Opinion Using Blockchain as a way of Strengthening Disaster Relief

Using Blockchain as a way of Strengthening Disaster Relief

December 29, 2018

Disaster relief is a process that is regularly far from the minds of many individuals in the world when speaking about an average person. The same is true for any social status or geographical location, being that not many plan or foresee disaster coming, even in many regions that are prone to natural and man-made large-scale events of this kind. Often, this is related to the low presence of government services on local, state or national levels.

The mindset of individuals often follows this trajectory and ends up being individually unprepared for an emergency situation. Essentially, it is a case of overall low preparedness for any type of unforeseen circumstance. This, in turn, means that when something does occur, the ability of both institutions and individuals or groups of people are applying small to do anything about it.

However, now a piece of blockchain technology is begin development that could possibly change that for the better without asking for gigantic investments. With the use of blockchain networks, disaster relief in any part of the world could be substantially improved and possibly even change the magnitude of impact for even the worst possible catastrophic scenarios that could occur.

US Department of Defense Initiative

Recently, the debate about the use of blockchain in the context of disasters was started by the US Department of Defense (DOD). Its representatives stated that the blockchain technology possesses a huge potential to help in the process of improving the efforts of disaster relief.

More precisely, the Defense Logistics Agency and its division called the Troop Support held a meeting in December in Philadelphia to assess how blockchain could have helped in previous such scenarios. The situation that had been discussed was the assistance to Puerto Rico after the 207 Hurricane Marina and the Troop Support CPI (Continuous Process Improvement) office hosted the meeting.

Elijah Londo, a management analyst of CPI stated that the potential is gigantic and very versatile. According to him, many experts right now believe that it would be able to transform the process of a transaction of data in the same way the internet changed how basic communication took place. Currently, the US forces employ a process of centralized logistic tracking that employs a singular management system.

This makes it hard for the involved parties to make sure that their data is synced and that they are creating their logistic plans and calculations using the most up-to-date information from the field or other points of interest. With blockchain tech, the same involved agency could track data and improve the chain of supply by responding to the changes it sees in any of its logistical nodes.

The Streamlining of the Process

According to another official, the ability of blockchain to speed up all elements of the relief effort could be crucial for cutting down the time that takes for any form of aid to arrive.
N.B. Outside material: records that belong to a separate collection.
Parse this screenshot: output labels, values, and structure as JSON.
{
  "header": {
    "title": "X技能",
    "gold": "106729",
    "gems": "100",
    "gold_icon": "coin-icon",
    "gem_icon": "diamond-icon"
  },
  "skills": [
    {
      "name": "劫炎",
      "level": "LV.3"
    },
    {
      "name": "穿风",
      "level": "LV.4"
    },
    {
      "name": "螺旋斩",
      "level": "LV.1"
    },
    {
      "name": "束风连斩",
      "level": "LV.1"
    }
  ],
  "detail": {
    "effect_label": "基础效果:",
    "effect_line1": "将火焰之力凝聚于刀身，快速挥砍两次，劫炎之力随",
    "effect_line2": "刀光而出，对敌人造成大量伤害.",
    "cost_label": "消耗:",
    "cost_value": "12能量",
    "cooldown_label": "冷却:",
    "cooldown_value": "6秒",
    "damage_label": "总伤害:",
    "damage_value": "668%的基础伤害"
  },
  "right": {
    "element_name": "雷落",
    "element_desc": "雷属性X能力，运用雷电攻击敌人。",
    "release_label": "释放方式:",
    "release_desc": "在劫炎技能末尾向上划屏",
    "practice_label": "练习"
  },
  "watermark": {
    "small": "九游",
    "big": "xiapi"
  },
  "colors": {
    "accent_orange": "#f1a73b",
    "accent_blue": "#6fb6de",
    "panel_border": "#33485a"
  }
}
The same time is the difference between many people’s survival and the chance of the same continuing over a prolonged period of time. Blockchain could be used to track data, starting with raw materials and going all the way to in-country transport, followed by international shipping. In this regard, blockchain is no stranger for other companies as well.

These include Maersk, the shipping and transport giant that has already started a partnership with the IBM logistics environment sector to create a supply chain platform that would be using blockchain tech for its procedures. However, all included parties are quick to underline that they are only starting to explore this possibility without acknowledging they are ready to build prototypes or do any other direct or practical application of blockchain.

This is a regular narrative that has been going on for years now, in which the big government bodies are ready to explain their interest in blockchain tech, even state they are enthusiastic about it but reveal or provide no actual info on when a direct result of that interest could come about. In this regard, non-national cryptocurrencies like bitcoin are light years ahead as fully-functional networks that have been up and operational for almost a decade (as BTC is).

The Case of US Agencies

There is plenty of examples of the mentioned mentality and approach to block chain in the US. The country is one of the hotbeds of tech adoption with things like social media, esports and many other digital-native industries taking off among the first. The government, however, does not follow this pattern.

There, numerous government agencies are somehow involved in the blockchain project and research. In December the Department of Homeland Security announced it was searching for ways to improve its ability to prevent the widespread use of fake ID through the use of blockchain solutions.

It took a step further by offering $800,000 grants to companies that could assist them in this venture. US Navy innovation team also showed interest in researching blockchain tech that would be used to add security to the navy’s manufacturing systems.

Disaster Relief through Blockchain

Essentially, the space that is available for improvement in this domain is that of the information flow and its speed and effectiveness. The moment a disaster strikes, the information chains break down and the efforts become much more complicated and substantially less effective. This is usually seen in the idea of aid arriving from many corners to stricken areas, but the same end up waiting in warehouses and not being properly distributed.

As the goods and direct relief efforts are not targeted to the proper areas, the people in those areas start to suffer. But, the problem with the DOD initiative, like with many other similar ones is the fact that they are still planned and conceived as isolated blockchains that might or might not be able to synch with other similar networks.

If a US disaster relief blockchain can communicate with that of other nations, especially those hit by the disasters, its purpose is achieved and it will save lives. This is something similar to the UN project on using digital currencies to distribute aid. Otherwise, this is only one more case where blockchain would increase internal effective which would, in turn, include no effect on the actual disaster relief process on the ground.